The study recommends courts use Article 5 depending on how much coercion is used by police
Major changes to interpretation of the Human Rights Act needed to protect people during arrest and detention, research argues
Major changes to the way courts interpret the Human Rights Act are necessary so the legislation does more to protect people detained because of the expansion of police powers, a new study says.
The right to liberty and security is enshrined in Article 5 of the Act and was intended to refer to arrest or incarceration. But the way judges are interpreting the act is not keeping pace with modern policing, the research warns.
The study, published in the Liverpool Law Review, says the way Article 5 is used by the courts during cases about police powers can be inappropriate. Judges have viewed police powers to be outwith the control of Article 5, and it would apply when people are arrested and and detained.
The study recommends courts use Article 5 depending on how much coercion is used by police, so it applies to situations outside of arrest or detention. This would allow the courts to better protect both human rights and the rule of law.
The research, by Richard Edwards from the University of Exeter Law School, says it is wrong the right to liberty does not apply to prison, secure hospitals and arrests, and in situations involving custody and arrest, a new test for the deprivation of liberty under Article 5 should be adopted.
Modern police powers to deal with terrorism, conduct road traffic stops, check travel documents and the common law power to control crowds have clear implications for liberty yet the impact of Article 5 on such powers has been limited, the research says. In several cases dealing with police powers the courts have decided Article 5 simply does not apply. This has created a legal grey hole, allowing the police to detain and control individuals with little judicial oversight before there is sufficient suspicion to arrest them
Mr Edwards said: “Police today have more powers which can consciously and unconsciously lead to discrimination and interfere with people’s right to freedom. Coronavirus has meant an even greater extension to police powers and the alternations of our freedoms, making change even more important. We need a need public order policing exception and for courts to revisit their interpretation of Article 5.
“Since the drafting of the convention the nature of policing has changed considerably and with it the powers granted by the state to police officers. Stop and search powers barely existed in 1950 but are now a ubiquitous, if somewhat controversial, part of modern policing. Responses to terrorism have also significantly augmented police powers.
“The police enjoy open-ended, low visibility, permissive discretionary powers that are unfortunately at times used in a discriminatory manner. International human rights legislation is meant to be a living instrument, but the current approach of the courts to the interpretation of Article 5 fails to take account of present day conditions and needs to be reconsidered.”

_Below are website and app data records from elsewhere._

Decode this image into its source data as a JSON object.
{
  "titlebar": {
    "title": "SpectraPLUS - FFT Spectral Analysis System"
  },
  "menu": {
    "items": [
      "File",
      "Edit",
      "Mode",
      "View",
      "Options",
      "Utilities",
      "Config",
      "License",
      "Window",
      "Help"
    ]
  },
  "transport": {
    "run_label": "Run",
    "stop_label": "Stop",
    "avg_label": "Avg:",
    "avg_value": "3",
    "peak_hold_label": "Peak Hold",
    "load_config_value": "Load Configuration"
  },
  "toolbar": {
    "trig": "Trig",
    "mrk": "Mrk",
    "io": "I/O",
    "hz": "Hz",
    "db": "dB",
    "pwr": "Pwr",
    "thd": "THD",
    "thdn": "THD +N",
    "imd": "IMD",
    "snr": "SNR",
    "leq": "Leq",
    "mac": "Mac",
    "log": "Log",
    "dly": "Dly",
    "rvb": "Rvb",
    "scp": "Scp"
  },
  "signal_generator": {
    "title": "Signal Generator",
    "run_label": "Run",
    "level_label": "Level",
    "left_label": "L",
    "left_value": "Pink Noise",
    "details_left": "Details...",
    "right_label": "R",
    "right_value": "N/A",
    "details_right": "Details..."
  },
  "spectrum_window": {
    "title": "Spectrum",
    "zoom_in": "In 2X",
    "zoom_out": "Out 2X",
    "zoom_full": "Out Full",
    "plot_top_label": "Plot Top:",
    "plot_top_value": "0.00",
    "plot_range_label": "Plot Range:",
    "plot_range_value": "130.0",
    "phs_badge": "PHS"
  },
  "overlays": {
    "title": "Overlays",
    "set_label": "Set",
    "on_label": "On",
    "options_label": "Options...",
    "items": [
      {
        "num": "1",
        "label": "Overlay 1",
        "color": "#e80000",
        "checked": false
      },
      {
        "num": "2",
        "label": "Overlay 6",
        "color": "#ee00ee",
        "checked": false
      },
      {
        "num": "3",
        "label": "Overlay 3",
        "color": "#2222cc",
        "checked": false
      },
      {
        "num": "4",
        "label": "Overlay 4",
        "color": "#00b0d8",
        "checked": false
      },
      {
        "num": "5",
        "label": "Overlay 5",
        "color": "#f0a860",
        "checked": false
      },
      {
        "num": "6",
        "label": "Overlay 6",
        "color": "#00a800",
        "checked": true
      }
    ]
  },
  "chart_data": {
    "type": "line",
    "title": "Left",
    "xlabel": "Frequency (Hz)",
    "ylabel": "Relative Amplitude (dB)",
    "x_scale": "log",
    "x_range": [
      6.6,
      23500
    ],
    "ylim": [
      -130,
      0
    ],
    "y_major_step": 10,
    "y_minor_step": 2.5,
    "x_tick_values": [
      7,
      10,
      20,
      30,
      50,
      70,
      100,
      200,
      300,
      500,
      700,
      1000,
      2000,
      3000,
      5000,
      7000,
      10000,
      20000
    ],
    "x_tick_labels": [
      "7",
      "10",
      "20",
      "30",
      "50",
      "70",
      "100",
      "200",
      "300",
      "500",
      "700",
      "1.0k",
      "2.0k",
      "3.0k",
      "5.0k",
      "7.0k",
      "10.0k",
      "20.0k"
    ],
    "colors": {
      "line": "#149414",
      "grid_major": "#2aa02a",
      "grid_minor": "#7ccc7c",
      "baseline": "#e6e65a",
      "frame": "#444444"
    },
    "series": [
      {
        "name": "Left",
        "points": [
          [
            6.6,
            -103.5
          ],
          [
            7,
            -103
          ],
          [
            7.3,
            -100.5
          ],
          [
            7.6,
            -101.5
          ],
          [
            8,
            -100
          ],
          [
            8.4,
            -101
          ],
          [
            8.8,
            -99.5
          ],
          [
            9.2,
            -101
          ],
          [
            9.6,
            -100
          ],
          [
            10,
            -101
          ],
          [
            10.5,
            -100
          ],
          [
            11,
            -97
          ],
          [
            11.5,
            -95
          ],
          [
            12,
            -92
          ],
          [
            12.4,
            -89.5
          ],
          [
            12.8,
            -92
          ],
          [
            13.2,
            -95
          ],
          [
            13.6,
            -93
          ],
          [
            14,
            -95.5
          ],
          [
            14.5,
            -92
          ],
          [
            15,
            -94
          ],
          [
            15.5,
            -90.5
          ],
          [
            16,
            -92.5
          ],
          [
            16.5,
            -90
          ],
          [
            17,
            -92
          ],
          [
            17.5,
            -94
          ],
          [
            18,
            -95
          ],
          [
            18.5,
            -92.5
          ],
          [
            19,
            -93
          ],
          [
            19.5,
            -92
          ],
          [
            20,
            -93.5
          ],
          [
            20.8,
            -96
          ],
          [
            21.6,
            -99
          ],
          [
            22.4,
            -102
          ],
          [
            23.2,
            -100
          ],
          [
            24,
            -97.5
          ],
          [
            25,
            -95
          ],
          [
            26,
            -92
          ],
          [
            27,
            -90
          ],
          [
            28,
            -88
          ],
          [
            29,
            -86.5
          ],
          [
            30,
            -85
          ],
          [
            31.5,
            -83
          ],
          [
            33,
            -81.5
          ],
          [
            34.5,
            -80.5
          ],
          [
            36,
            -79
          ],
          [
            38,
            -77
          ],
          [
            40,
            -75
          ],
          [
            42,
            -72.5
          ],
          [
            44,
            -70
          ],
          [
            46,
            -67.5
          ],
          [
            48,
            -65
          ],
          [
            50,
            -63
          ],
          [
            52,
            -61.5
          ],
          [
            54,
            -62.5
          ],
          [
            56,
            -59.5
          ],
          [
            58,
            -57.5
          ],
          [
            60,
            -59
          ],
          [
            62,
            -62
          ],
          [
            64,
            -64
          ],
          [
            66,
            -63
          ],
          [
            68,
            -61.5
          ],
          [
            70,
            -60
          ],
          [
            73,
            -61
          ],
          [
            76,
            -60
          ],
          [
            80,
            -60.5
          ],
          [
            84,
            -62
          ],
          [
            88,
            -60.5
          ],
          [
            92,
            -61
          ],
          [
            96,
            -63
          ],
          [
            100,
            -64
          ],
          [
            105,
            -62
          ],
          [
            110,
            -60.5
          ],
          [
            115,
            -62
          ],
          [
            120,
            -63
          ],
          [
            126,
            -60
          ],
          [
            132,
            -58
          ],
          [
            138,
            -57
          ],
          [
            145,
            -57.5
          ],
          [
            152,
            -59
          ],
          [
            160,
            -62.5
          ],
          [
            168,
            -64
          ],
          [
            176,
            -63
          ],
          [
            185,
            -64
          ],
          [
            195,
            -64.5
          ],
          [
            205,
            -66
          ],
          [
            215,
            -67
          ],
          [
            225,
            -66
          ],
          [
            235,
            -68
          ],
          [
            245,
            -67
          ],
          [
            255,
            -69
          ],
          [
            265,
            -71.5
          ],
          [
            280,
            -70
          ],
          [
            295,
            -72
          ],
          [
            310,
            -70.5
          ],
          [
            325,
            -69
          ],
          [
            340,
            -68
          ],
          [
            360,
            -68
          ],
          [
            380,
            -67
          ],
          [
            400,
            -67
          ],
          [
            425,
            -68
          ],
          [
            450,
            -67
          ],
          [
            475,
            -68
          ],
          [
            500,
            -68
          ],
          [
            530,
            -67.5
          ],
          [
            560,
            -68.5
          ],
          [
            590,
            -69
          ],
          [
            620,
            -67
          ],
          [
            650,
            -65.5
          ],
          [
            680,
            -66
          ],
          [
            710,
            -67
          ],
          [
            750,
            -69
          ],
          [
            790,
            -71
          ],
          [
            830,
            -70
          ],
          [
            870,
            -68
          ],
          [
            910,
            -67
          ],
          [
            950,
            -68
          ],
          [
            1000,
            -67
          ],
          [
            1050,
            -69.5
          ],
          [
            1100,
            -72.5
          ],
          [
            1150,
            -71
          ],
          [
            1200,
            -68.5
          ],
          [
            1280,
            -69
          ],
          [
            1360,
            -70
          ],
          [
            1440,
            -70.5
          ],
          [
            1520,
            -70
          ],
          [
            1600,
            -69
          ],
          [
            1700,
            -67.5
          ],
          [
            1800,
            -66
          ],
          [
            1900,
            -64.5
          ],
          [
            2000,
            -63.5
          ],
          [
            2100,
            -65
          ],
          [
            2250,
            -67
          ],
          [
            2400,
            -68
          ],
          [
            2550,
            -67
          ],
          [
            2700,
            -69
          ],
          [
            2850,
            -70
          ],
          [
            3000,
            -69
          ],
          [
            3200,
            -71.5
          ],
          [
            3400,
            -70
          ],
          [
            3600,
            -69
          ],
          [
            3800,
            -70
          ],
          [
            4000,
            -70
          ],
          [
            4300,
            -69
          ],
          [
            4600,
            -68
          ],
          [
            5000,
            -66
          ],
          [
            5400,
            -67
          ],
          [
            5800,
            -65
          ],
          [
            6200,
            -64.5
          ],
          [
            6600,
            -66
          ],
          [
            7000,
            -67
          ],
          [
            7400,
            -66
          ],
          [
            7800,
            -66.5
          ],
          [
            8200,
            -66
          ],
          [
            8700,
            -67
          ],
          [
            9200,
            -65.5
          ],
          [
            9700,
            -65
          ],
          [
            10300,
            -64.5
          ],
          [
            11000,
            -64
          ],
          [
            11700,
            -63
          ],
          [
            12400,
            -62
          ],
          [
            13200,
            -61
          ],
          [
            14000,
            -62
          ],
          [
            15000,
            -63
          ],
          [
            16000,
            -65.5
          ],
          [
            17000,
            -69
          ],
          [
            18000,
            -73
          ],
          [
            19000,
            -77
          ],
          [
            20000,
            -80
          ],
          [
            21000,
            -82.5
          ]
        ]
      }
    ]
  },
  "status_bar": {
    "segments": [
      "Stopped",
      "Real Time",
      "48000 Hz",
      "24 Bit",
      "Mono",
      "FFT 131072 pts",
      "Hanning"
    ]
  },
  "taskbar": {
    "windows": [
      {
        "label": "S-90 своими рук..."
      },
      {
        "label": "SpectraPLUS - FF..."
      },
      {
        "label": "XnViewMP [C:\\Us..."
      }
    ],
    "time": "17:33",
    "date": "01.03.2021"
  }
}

The study says the Canadian system of using coercion as part of the country’s Charter of Rights and Freedoms could help provide lessons for any reforms. A coercion-based interpretation would better represent the purpose behind the Article 5 guarantee because, as well as dealing with deprivation of liberty, it captures the psychological control of individuals by the police often considered by courts to fall outside Article 5.
Date: 21 December 2020